The Book of the Maidservant by Rebecca Barnhouse. “Johanna is a serving girl to Dame Margery Kempe, a renowned medieval holy woman. Dame Margery feels the suffering the Virgin Mary felt for her son, but cares little for the misery she sees every day.
When she announces that Johanna will accompany her on a pilgrimage to Rome, the suffering Author: Kristen Mcquinn. This book is an attempt to portray within manageable terms the history of the medieval papacy by combining a straightforward historical account with the intellectual, constitutional, legal.
Buy The Medieval Papacy (European History in Perspective) by Whalen, Brett Edward (ISBN: ) from Amazon's Book Store. Everyday low prices and free delivery on eligible orders.5/5(2). In the history of Europe, the Middle Ages or Medieval Period lasted from the 5th to the 15th century.
It began with the fall of the Western Roman Empire and merged into the Renaissance and the Age of Middle Ages is the middle period of the three traditional divisions of Western history: classical antiquity, the medieval period, and the modern period.
5 thoughts on “ Interview — Pope Boniface VIII and the decline of the medieval Papacy ” Patricia Koenig 6 January, at am. The problem with the Medieval papacy is clear from the lecture. He never mentions pope or king or bishop or.
The medieval period was full of confrontations between the dual powers of medieval sovereignty—the secular and the sacred. These can be seen in such famous episodes as Emperor Henry IV’s penitent kneeling at Canossa or the martyrdom of St.
Thomas Becket over his disagreements with his old friend, Henry II of England. He has published works on the crusades, apocalypticism, pilgrimage, and the medieval papacy. His first book, Dominion of God: Christendom and Apocalypse in the Middle Ages (Harvard, ), explores the medieval belief that Christianity would spread to every corner of the earth before the end of time.
This is the only aspect of the book that is at all difficult for a newcomer and certainly not a serious problem. The topical organization, however, impresses upon the reader the central themes of medieval history such as the rise and fall of the papacy and growth of national monarchies.5/5(4).

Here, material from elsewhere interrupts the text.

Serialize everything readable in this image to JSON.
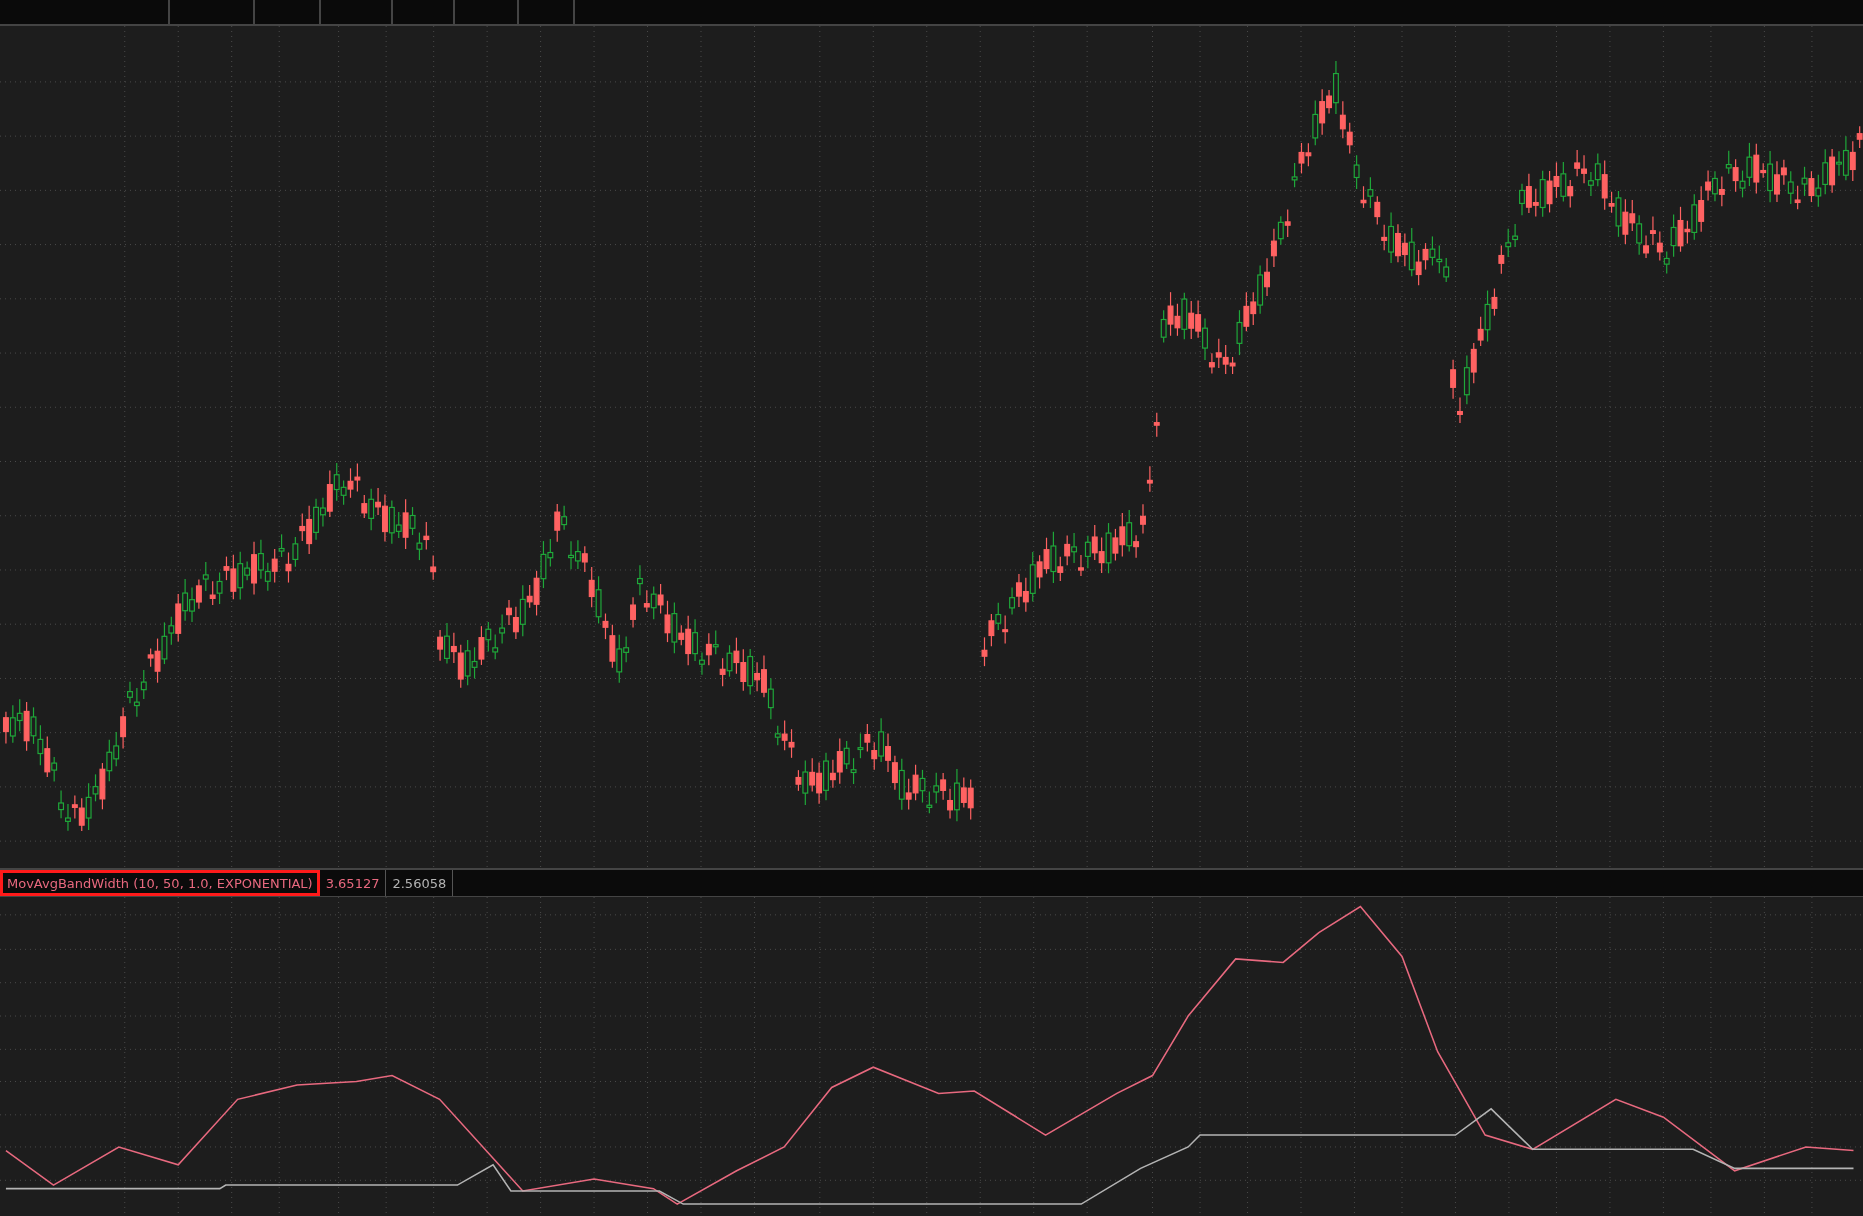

In the more than two centuries under consideration here, the Roman Church expanded very widely. At the same time it radically changed its evaluation of itself, its inner structure, its effectiveness, and its position in the world.
The strongest motor of change was the desire of the reforming papacy to push back the influence of the laity on the Church in general and on individual churches and Author: Alfred Haverkamp. The Height and Decline of the Papacy (—) Medieval Church History, part 3 By Dr.
Jack L. Arnold INTRODUCTION. The period from to is the time in history when the Roman Catholic Church held a "death grip" on everything, and rose to its greatest heights as .Find many great new & used options and get the best deals for Cambridge Medieval Textbooks: The Papacy, Continuity and Innovation by I.
S. Robinson (, Hardcover) at the best online prices at eBay! Free shipping for many products!Bishops of Rome: from the 1st century AD: The pope is the bishop of Rome.
The name derives from a Greek word pappas, meaning father, and Rome's bishop is seen as the father figure of the early church because of the link with St is believed to have appointed Peter as the rock on which the church will be built; and Peter is believed to have been martyred in Rome.